by Melissa Cidade
as prepared

Friday, June 26, 2009

Pryzbyla University Center
The Catholic University of America
Washington, D.C.

A bleak picture

Some have charged that young adult Catholics (Millennials) do not look as “Catholic” as their predecessors. Consider the following statistics from our organization, the Center for Applied Research in the Apostolate:

Given these figures, the future of the Church as we know it now looks bleak. Less regular Mass attendance, coupled with a belief that Mass attendance (and, by extension then, parish life) are not essential to Catholicism are changing the face of the parish. Less emphasis on the Sacraments, the Gospels, and even the Trinity and the existence of God do not bode well for the Church as we know it.

As we know it….

I would argue that the issue here is not that young adults are “bad Catholics.” Rather, researchers and church leaders are using “bad measures;” that is, definitions of what it means to be Catholic that are less salient to this generation. Consider, from the same research, the following:

So, what’s going on here?

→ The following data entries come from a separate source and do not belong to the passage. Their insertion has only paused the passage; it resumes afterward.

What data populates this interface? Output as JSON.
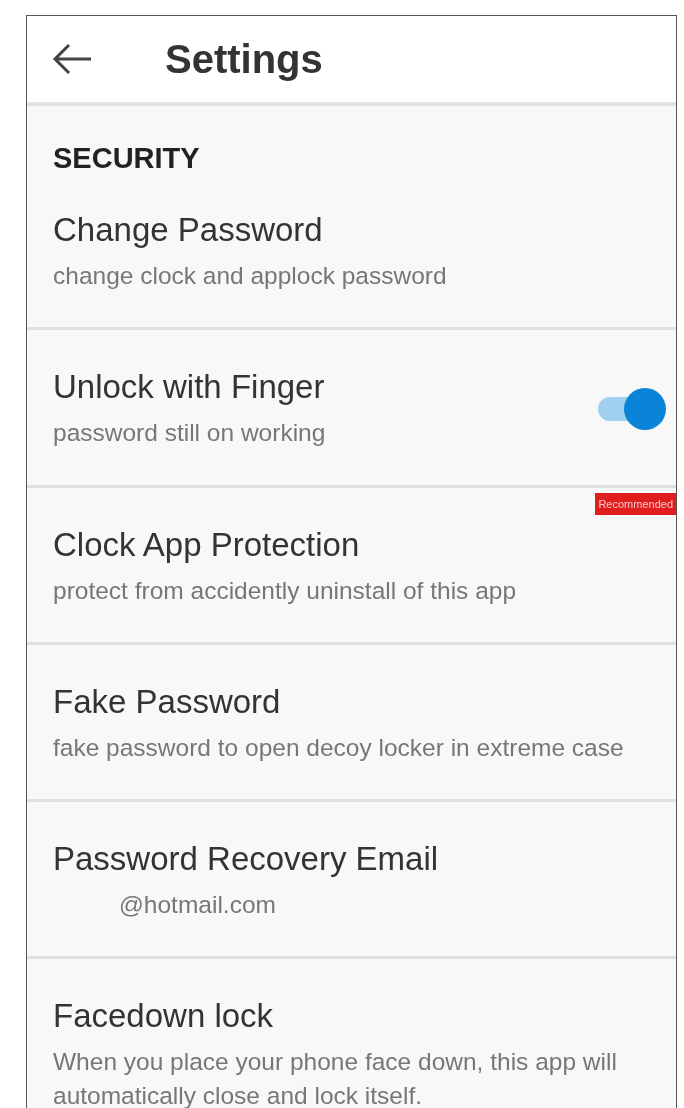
{
  "header": {
    "title": "Settings"
  },
  "section": "SECURITY",
  "items": [
    {
      "kind": "plain",
      "title": "Change Password",
      "subtitle": "change clock and applock password"
    },
    {
      "kind": "toggle",
      "title": "Unlock with Finger",
      "subtitle": "password still on working",
      "on": true
    },
    {
      "kind": "plain",
      "title": "Clock App Protection",
      "subtitle": "protect from accidently uninstall of this app",
      "badge": "Recommended"
    },
    {
      "kind": "plain",
      "title": "Fake Password",
      "subtitle": "fake password to open decoy locker in extreme case"
    },
    {
      "kind": "email",
      "title": "Password Recovery Email",
      "subtitle": "@hotmail.com"
    },
    {
      "kind": "plain",
      "title": "Facedown lock",
      "subtitle": "When you place your phone face down, this app will automatically close and lock itself."
    }
  ]
}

It is interesting to note that, on some issues, Millennials distribute more similarly to the Pre-Vatican II generation than the two generations directly preceding. Is this a product of the so-called “sandwich” generation, increasing the amount of contact Millennials have with their grandparents? Or, is this the result of the “dust settling” in the wake of Vatican II? Whatever the cause, the result is an exciting time in the Church: Millennials are coming of age at a time when Catholics have never been more socioeconomically stable, politically engaged, and culturally acceptable. New technologies – like the Paulist’s “Busted Halo [1],” Father Roderick’s “Daily Breakfast Podcast,” and email listservs and websites that connect members of young adult groups – create a unique opportunity to reach out to young adult Catholics in ways that are culturally and spiritually meaningful to them. They are listening; the question, then, is ‘are we communicating the timeless and beautiful message of the Church in a way that is salient to them?’